#### PROBLEM TO WORK ON:
All of the data below needs to be set down once more, exactly as written.

#### EXERCISE MATERIALS:
########################################
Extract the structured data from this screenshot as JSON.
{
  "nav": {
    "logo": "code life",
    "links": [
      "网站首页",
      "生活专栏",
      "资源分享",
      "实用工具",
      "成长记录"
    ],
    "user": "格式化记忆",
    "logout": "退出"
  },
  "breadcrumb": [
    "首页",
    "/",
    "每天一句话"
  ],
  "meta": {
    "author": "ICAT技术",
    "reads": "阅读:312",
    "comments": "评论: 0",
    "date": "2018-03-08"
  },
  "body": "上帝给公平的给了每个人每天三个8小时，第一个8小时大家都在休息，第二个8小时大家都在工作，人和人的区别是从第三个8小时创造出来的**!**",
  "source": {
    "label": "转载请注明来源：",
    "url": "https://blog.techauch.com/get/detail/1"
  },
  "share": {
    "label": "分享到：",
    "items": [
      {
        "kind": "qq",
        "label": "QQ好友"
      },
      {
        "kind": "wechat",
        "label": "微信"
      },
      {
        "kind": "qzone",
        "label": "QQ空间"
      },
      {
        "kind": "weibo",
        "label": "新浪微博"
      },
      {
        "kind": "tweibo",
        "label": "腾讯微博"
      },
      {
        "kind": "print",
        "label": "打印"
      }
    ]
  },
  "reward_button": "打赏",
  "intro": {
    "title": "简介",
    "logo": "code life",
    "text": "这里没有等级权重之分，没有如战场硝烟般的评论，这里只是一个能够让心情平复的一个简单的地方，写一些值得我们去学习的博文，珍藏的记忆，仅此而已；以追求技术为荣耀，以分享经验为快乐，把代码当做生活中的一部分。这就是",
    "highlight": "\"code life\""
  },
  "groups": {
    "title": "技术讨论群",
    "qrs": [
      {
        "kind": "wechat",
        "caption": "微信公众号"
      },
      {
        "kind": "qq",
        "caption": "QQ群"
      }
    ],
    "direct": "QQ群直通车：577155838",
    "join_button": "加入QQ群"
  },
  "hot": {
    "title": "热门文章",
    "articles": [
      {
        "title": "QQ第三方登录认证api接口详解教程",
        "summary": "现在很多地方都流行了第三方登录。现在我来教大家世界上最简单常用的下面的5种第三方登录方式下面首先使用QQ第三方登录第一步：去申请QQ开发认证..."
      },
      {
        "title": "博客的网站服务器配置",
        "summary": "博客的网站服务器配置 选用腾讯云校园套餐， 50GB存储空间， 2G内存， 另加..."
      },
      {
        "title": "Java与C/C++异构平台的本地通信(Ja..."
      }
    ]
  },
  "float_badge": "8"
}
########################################
#### REPLY TO THE EXERCISE:
Extract the structured data from this screenshot as JSON.
{
  "nav": {
    "logo": "code life",
    "links": [
      "网站首页",
      "生活专栏",
      "资源分享",
      "实用工具",
      "成长记录"
    ],
    "user": "格式化记忆",
    "logout": "退出"
  },
  "breadcrumb": [
    "首页",
    "/",
    "每天一句话"
  ],
  "meta": {
    "author": "ICAT技术",
    "reads": "阅读:312",
    "comments": "评论: 0",
    "date": "2018-03-08"
  },
  "body": "上帝给公平的给了每个人每天三个8小时，第一个8小时大家都在休息，第二个8小时大家都在工作，人和人的区别是从第三个8小时创造出来的**!**",
  "source": {
    "label": "转载请注明来源：",
    "url": "https://blog.techauch.com/get/detail/1"
  },
  "share": {
    "label": "分享到：",
    "items": [
      {
        "kind": "qq",
        "label": "QQ好友"
      },
      {
        "kind": "wechat",
        "label": "微信"
      },
      {
        "kind": "qzone",
        "label": "QQ空间"
      },
      {
        "kind": "weibo",
        "label": "新浪微博"
      },
      {
        "kind": "tweibo",
        "label": "腾讯微博"
      },
      {
        "kind": "print",
        "label": "打印"
      }
    ]
  },
  "reward_button": "打赏",
  "intro": {
    "title": "简介",
    "logo": "code life",
    "text": "这里没有等级权重之分，没有如战场硝烟般的评论，这里只是一个能够让心情平复的一个简单的地方，写一些值得我们去学习的博文，珍藏的记忆，仅此而已；以追求技术为荣耀，以分享经验为快乐，把代码当做生活中的一部分。这就是",
    "highlight": "\"code life\""
  },
  "groups": {
    "title": "技术讨论群",
    "qrs": [
      {
        "kind": "wechat",
        "caption": "微信公众号"
      },
      {
        "kind": "qq",
        "caption": "QQ群"
      }
    ],
    "direct": "QQ群直通车：577155838",
    "join_button": "加入QQ群"
  },
  "hot": {
    "title": "热门文章",
    "articles": [
      {
        "title": "QQ第三方登录认证api接口详解教程",
        "summary": "现在很多地方都流行了第三方登录。现在我来教大家世界上最简单常用的下面的5种第三方登录方式下面首先使用QQ第三方登录第一步：去申请QQ开发认证..."
      },
      {
        "title": "博客的网站服务器配置",
        "summary": "博客的网站服务器配置 选用腾讯云校园套餐， 50GB存储空间， 2G内存， 另加..."
      },
      {
        "title": "Java与C/C++异构平台的本地通信(Ja..."
      }
    ]
  },
  "float_badge": "8"
}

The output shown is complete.